This past week (as I write this) security researcher Mark Burnett (who literally wrote the book on passwords) released ten million passwords gathered from security breaches. He went one step further and released the account names (without the domain part) of the associated email addresses. That’s a lot of passwords. Here’s why you should care. […]
“Don’t share your passwords with anyone!” We say it repeatedly in Learning Tree’s System and Network Security Introduction, and I’m sure I’ve said it on this blog more than once. It’s bad practice; it leads to potential insecurity, and it means systems aren’t able to properly account for use. Sharing passwords is also illegal in some […]
A technology called repeated hashing provides user authentication that can only be defeated by guessing the user’s secret or traveling back in time. Since the second is impossible, this is as good as user authentication security can get. Hashing, Again and Again In Learning Tree’s System and Network Security Introduction course we explain hash functions. […]
Last week I suggested a do-it-yourself approach to generating pass phrases. Using an available list of 80,489 4-to-6-character strings of words and word fragments, and randomly selecting five such strings, plus 5 digits, plus one of the 30 or so punctuation marks, that scheme could generate this many possible pass phrase strings: 804895 × 105 […]
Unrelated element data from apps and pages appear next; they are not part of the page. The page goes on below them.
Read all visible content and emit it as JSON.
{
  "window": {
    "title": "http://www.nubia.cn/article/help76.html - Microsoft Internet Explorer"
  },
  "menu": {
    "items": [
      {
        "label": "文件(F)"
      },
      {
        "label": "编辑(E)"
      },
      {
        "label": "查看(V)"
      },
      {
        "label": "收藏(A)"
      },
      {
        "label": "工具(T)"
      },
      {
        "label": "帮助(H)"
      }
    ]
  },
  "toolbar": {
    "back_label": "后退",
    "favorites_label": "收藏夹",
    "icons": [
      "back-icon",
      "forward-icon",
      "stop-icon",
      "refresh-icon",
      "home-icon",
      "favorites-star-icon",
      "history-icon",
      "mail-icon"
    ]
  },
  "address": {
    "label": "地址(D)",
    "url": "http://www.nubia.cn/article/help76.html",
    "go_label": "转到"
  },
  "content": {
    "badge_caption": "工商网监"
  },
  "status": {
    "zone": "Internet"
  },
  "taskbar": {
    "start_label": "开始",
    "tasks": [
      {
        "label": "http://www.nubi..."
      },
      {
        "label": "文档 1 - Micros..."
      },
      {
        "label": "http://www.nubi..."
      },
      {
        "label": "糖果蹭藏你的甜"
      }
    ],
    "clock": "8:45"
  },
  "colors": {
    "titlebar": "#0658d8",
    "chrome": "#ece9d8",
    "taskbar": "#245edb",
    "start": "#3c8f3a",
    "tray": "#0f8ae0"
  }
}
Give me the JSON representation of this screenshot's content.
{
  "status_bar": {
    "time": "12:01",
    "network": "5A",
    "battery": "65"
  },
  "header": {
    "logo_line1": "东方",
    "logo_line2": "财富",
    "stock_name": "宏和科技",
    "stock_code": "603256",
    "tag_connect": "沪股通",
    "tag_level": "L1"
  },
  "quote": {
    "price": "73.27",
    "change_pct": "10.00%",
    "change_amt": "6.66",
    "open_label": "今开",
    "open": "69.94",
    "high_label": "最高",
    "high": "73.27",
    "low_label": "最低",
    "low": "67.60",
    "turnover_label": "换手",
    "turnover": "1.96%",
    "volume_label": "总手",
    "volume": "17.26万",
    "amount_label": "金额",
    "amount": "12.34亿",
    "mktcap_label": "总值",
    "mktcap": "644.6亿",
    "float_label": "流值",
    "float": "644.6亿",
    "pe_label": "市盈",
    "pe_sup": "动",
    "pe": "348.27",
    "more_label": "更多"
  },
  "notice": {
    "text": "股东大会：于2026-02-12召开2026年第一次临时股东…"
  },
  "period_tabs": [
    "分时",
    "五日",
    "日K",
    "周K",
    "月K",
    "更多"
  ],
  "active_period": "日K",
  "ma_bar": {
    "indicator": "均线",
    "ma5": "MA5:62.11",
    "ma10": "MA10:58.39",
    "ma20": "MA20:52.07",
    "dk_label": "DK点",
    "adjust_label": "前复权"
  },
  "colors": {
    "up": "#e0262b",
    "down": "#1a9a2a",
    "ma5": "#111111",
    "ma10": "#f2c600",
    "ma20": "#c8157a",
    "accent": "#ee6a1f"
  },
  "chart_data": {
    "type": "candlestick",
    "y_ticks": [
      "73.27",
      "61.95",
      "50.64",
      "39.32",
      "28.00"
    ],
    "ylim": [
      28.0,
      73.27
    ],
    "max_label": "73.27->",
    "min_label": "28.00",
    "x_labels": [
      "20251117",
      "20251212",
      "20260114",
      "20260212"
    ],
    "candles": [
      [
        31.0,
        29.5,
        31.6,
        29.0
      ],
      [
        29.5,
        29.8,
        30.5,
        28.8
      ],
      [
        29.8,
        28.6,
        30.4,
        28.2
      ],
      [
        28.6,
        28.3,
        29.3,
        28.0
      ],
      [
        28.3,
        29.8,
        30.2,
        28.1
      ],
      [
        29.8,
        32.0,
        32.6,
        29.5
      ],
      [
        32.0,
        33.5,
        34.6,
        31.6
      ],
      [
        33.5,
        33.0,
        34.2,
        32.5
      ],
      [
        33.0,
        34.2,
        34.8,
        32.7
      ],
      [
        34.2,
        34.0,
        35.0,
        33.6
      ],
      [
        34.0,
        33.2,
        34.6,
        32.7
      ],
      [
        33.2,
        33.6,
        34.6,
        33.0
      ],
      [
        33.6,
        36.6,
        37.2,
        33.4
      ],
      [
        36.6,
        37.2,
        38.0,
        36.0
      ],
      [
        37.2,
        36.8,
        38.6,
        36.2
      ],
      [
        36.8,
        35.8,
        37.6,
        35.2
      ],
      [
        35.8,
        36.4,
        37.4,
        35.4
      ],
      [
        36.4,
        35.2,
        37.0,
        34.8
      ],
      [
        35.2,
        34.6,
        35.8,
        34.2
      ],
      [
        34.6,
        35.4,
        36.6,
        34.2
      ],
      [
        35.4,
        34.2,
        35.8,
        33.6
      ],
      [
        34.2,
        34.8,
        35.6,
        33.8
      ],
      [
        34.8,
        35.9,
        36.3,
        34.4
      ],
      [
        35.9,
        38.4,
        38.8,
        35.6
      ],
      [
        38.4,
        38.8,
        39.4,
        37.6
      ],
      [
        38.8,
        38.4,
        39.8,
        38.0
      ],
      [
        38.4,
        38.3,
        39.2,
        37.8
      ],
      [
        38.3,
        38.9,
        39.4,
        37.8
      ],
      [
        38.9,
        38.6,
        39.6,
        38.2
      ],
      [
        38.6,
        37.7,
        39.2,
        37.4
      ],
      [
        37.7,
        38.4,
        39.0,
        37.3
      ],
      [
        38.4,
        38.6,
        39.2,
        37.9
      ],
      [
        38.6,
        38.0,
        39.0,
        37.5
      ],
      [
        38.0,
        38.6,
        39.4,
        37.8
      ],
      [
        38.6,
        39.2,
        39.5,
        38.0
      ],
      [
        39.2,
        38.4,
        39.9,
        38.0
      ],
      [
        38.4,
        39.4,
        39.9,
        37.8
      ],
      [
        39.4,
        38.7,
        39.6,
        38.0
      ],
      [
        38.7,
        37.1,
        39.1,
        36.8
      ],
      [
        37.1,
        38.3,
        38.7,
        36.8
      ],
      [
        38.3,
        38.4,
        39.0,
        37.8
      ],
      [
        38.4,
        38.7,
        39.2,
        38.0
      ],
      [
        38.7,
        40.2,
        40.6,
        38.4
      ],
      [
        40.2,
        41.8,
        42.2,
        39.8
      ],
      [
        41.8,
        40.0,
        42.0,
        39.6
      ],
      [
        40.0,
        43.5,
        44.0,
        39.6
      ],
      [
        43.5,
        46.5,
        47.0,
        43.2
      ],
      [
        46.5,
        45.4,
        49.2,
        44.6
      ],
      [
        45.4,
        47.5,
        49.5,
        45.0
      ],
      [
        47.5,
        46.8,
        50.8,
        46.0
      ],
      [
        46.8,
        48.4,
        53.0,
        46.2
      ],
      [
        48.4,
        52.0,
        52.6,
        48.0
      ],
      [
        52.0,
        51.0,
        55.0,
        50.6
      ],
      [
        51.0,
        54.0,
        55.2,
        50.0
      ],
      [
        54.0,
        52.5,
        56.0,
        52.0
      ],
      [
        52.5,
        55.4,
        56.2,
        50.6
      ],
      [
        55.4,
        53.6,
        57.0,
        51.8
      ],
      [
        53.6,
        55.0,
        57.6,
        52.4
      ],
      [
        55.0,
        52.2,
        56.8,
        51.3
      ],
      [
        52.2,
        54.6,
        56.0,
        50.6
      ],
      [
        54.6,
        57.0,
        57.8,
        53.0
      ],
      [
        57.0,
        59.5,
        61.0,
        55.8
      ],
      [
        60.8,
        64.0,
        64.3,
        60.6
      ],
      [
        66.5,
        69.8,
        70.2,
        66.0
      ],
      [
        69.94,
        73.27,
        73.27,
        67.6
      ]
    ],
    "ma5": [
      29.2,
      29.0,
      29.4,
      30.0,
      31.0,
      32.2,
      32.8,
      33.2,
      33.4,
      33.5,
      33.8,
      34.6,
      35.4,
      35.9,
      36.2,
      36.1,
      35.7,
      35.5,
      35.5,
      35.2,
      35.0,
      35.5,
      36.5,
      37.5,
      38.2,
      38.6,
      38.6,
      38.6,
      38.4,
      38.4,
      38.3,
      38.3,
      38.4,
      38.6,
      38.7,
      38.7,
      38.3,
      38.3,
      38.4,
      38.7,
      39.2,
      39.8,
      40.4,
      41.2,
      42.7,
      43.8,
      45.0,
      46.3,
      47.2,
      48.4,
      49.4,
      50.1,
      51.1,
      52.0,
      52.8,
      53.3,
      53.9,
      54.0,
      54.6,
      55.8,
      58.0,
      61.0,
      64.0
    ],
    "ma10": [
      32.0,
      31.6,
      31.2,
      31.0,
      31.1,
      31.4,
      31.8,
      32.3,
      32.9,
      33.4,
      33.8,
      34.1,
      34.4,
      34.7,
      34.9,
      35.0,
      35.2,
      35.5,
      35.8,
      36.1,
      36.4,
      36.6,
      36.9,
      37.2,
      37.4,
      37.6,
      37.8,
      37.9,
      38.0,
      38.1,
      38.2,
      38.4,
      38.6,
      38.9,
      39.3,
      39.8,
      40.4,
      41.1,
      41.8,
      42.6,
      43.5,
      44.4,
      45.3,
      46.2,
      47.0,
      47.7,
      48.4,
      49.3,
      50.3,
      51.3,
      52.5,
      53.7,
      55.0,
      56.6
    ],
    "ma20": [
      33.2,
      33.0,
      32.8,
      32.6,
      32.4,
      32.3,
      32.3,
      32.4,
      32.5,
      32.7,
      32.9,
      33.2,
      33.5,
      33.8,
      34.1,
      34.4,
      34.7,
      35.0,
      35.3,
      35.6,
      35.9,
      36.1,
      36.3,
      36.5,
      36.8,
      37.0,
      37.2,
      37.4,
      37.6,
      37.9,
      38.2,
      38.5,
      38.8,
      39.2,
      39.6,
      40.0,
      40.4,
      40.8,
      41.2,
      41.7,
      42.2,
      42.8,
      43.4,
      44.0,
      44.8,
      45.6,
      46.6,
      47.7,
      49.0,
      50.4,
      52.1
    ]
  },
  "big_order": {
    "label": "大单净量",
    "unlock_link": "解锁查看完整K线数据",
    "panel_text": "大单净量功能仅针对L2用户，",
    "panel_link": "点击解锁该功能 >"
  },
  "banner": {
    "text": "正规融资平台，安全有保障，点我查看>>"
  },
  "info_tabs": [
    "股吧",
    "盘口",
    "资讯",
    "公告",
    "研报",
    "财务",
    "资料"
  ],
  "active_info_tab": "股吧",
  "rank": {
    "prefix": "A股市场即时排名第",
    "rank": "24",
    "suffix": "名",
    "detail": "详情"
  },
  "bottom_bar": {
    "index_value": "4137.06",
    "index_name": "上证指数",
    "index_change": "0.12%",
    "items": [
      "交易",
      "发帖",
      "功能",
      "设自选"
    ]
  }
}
What makes a password secure? We have to keep the bad guys out while letting the legitimate user in. We need to protect authentication and prevent user identity masquerading or spoofing, so it must be impractical for the attacker to guess it. I didn’t say ”impossible” because any string could be guessed eventually. But impractical, […]